A chapter 7 discharge under 11 U.S.C. § 727 is available only to individual debtors. This means that a corporate debtor does not receive a discharge. If the debtor has committed certain acts and an adversary proceeding is brought against him or her, the entire discharge may be denied. In addition, a discharge is not available in a chapter 7 if a discharge has been granted previously in a chapter 7 or 11 within the previous eight years. Thus, such a case should never be filed.  A discharge in chapter 7 is also not available if the debtor has obtained a discharge in a chapter 13 within less than 6 years, unless 100% payment was made on unsecured claims or there was a 70% repayment on unsecured debt and this was purposed in good faith and was the debtor's best effort.


Under the new law there are additional restrictions.  First, you must have complete the Financial Management class.  Second, under 727(a)(12) the court must certify that the debtor has not been convicted of (nor is there pending an action for) a securities law violation or intentional injury to an individual in the last 5 years.


The issuance of a discharge does not terminate a debtor’s obligations to comply with the directives or requests of a Trustee.  Unfortunately, many individuals do not seem to understand this.  As a result, it is has become necessary for the Trustee to request an extension of the discharge date or a Motion to Compel in every case until compliance occurs.  Please help your clients understand that in the future their case may not be discharged until the debtor (and/or debtor’s counsel) has fully cooperated with the trustee.


3.0 Revocation


A discharge obtained by fraud may be revoked under section 11 U.S. C. § 723(d) within one year of issuance if the fraud is not discovered until after the discharge is granted.

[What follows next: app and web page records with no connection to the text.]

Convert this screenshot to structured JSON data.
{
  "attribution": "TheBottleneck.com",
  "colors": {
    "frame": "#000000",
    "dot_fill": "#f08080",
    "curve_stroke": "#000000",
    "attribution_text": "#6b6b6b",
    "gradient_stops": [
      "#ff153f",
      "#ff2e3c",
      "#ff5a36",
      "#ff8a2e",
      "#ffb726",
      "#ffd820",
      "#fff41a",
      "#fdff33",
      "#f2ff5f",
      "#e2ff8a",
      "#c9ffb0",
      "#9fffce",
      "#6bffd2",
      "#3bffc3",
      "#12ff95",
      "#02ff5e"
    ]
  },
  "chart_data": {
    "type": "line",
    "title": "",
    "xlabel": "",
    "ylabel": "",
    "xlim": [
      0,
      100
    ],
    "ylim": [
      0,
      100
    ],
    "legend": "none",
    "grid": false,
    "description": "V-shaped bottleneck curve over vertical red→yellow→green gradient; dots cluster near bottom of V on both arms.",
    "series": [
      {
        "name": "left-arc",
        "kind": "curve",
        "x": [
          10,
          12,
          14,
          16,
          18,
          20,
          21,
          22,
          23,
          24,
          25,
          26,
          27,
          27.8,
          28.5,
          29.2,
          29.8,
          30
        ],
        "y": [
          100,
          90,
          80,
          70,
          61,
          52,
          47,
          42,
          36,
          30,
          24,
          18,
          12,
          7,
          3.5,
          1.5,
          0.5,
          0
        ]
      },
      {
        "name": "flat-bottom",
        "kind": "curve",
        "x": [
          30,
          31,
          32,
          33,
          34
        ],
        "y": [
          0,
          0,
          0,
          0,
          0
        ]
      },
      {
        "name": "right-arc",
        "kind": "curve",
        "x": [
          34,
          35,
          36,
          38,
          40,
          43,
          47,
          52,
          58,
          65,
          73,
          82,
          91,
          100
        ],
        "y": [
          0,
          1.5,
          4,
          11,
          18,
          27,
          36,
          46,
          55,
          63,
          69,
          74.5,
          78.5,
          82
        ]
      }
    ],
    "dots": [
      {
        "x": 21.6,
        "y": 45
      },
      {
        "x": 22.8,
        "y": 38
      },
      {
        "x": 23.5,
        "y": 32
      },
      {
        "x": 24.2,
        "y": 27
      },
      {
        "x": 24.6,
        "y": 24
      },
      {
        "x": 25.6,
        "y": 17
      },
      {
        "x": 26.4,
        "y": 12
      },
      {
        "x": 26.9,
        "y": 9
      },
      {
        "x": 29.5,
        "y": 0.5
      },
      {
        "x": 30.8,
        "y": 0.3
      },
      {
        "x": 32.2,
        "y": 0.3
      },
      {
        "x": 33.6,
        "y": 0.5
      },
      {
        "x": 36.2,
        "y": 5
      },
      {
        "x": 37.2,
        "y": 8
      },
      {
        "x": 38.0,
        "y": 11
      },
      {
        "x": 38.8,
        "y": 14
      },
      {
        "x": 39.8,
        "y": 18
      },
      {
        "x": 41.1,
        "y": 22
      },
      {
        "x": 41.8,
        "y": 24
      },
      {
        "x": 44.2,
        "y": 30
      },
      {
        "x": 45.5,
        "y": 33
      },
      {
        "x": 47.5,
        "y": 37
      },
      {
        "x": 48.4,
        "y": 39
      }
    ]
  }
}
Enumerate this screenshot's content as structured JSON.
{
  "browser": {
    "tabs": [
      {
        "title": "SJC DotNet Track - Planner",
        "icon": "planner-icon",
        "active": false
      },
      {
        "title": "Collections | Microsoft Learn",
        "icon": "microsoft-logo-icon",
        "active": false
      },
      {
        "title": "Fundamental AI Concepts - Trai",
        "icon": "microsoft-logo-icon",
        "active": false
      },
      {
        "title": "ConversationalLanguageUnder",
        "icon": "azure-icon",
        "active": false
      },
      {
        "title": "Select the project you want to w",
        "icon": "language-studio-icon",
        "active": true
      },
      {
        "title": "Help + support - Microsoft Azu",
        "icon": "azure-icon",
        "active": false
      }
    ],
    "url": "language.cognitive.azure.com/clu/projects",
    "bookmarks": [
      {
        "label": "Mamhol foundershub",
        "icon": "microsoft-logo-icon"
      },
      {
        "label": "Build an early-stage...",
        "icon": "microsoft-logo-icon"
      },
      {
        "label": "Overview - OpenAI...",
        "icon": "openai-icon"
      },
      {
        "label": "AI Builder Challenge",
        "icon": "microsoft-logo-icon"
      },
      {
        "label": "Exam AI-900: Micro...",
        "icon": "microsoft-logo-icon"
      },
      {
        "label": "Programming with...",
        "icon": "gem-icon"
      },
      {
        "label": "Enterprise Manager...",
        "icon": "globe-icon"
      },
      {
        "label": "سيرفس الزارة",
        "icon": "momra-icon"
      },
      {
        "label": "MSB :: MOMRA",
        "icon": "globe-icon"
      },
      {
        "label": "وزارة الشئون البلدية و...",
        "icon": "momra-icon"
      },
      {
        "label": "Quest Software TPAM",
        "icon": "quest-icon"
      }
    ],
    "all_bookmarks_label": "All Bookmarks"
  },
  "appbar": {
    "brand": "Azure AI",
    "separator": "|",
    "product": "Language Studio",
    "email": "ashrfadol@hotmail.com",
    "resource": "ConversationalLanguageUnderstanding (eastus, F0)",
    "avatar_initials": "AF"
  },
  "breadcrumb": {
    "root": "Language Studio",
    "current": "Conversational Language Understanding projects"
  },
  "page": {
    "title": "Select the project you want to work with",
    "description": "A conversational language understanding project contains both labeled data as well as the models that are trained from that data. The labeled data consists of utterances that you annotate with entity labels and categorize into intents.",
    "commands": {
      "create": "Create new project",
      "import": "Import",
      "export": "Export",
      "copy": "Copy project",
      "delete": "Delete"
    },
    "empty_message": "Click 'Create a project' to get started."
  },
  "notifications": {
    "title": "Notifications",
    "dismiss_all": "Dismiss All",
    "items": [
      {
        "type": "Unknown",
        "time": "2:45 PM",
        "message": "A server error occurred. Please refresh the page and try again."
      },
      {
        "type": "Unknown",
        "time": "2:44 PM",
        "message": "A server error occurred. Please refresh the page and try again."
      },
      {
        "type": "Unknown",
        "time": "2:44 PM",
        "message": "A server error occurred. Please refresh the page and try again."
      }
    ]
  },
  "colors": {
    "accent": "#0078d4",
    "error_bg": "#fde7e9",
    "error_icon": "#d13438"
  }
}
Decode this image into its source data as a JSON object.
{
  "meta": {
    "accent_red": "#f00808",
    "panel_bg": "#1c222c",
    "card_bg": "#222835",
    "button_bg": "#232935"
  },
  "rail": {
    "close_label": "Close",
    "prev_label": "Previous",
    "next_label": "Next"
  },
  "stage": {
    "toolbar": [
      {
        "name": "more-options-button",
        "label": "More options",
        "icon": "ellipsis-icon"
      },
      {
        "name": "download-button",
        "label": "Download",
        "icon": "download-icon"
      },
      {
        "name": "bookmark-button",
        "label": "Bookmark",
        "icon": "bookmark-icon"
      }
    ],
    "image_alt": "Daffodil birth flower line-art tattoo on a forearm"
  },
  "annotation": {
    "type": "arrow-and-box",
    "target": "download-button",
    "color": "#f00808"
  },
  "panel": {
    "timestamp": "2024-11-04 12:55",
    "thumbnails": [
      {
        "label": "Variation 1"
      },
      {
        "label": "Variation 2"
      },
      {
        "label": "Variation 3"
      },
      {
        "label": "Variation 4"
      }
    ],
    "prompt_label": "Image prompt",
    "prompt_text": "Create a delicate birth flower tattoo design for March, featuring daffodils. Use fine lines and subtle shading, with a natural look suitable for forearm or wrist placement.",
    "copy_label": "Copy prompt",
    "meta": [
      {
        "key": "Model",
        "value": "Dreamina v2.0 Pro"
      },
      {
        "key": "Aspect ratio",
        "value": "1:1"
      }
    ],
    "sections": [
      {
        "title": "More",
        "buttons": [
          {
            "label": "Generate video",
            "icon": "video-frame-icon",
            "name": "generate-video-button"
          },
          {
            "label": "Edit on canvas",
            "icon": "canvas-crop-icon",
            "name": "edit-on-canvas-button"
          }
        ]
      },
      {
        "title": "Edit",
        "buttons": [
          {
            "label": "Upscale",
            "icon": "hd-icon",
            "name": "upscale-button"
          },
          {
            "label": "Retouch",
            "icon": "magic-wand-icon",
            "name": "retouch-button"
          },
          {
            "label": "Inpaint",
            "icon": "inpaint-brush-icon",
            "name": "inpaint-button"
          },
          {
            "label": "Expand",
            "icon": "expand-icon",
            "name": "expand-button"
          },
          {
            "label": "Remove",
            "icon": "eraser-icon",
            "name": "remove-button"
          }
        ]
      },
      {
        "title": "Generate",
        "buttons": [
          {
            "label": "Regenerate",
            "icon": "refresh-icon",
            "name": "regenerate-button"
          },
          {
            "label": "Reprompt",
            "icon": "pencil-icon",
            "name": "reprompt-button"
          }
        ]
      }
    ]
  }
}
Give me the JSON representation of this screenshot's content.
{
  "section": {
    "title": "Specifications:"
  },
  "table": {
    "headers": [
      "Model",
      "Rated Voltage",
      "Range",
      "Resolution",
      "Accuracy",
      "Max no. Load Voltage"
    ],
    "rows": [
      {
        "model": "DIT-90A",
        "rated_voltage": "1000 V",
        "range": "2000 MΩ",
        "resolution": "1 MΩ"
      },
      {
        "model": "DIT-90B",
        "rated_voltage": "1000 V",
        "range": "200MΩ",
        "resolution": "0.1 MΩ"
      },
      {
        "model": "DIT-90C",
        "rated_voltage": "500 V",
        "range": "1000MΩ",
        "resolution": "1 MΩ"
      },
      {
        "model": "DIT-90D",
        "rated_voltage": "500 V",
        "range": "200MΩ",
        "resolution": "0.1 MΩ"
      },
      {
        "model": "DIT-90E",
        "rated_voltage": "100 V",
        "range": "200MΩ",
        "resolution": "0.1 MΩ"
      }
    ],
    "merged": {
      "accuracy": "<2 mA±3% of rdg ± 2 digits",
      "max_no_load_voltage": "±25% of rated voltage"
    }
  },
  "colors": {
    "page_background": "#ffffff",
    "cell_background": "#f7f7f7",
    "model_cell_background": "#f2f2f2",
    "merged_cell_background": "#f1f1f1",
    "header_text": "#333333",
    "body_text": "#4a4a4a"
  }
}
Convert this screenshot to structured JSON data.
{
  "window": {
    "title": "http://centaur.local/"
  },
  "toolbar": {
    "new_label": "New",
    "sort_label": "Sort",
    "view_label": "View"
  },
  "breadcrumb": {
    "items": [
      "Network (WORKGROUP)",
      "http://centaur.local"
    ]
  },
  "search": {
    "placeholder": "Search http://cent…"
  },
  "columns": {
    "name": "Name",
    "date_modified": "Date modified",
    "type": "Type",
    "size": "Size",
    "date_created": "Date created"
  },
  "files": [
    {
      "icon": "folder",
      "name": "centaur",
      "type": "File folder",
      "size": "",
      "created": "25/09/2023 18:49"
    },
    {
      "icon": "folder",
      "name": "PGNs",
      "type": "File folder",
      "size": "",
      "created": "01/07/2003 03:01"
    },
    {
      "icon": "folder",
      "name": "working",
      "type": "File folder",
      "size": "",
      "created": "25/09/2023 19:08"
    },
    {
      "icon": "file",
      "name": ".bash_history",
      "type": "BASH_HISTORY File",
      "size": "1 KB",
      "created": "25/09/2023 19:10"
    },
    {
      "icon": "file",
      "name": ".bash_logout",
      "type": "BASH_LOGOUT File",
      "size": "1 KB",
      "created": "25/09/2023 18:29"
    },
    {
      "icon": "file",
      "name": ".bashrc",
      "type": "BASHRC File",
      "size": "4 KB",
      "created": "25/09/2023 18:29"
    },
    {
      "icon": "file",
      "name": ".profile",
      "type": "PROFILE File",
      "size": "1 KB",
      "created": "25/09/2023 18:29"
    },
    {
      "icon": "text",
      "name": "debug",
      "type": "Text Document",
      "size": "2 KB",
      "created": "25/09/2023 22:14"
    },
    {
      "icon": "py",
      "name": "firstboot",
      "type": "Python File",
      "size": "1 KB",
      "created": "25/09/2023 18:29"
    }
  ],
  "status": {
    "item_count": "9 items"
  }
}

A discharge may  also be revoked within the latter of one year after issuance or the date the case is closed if the debtor acquires property of the estate and fails to report it's acquisition and turn it over to the trustee, or if the debtor refuses to obey any lawful order of the court or to answer a material question where no 5th Amendment privilege applies.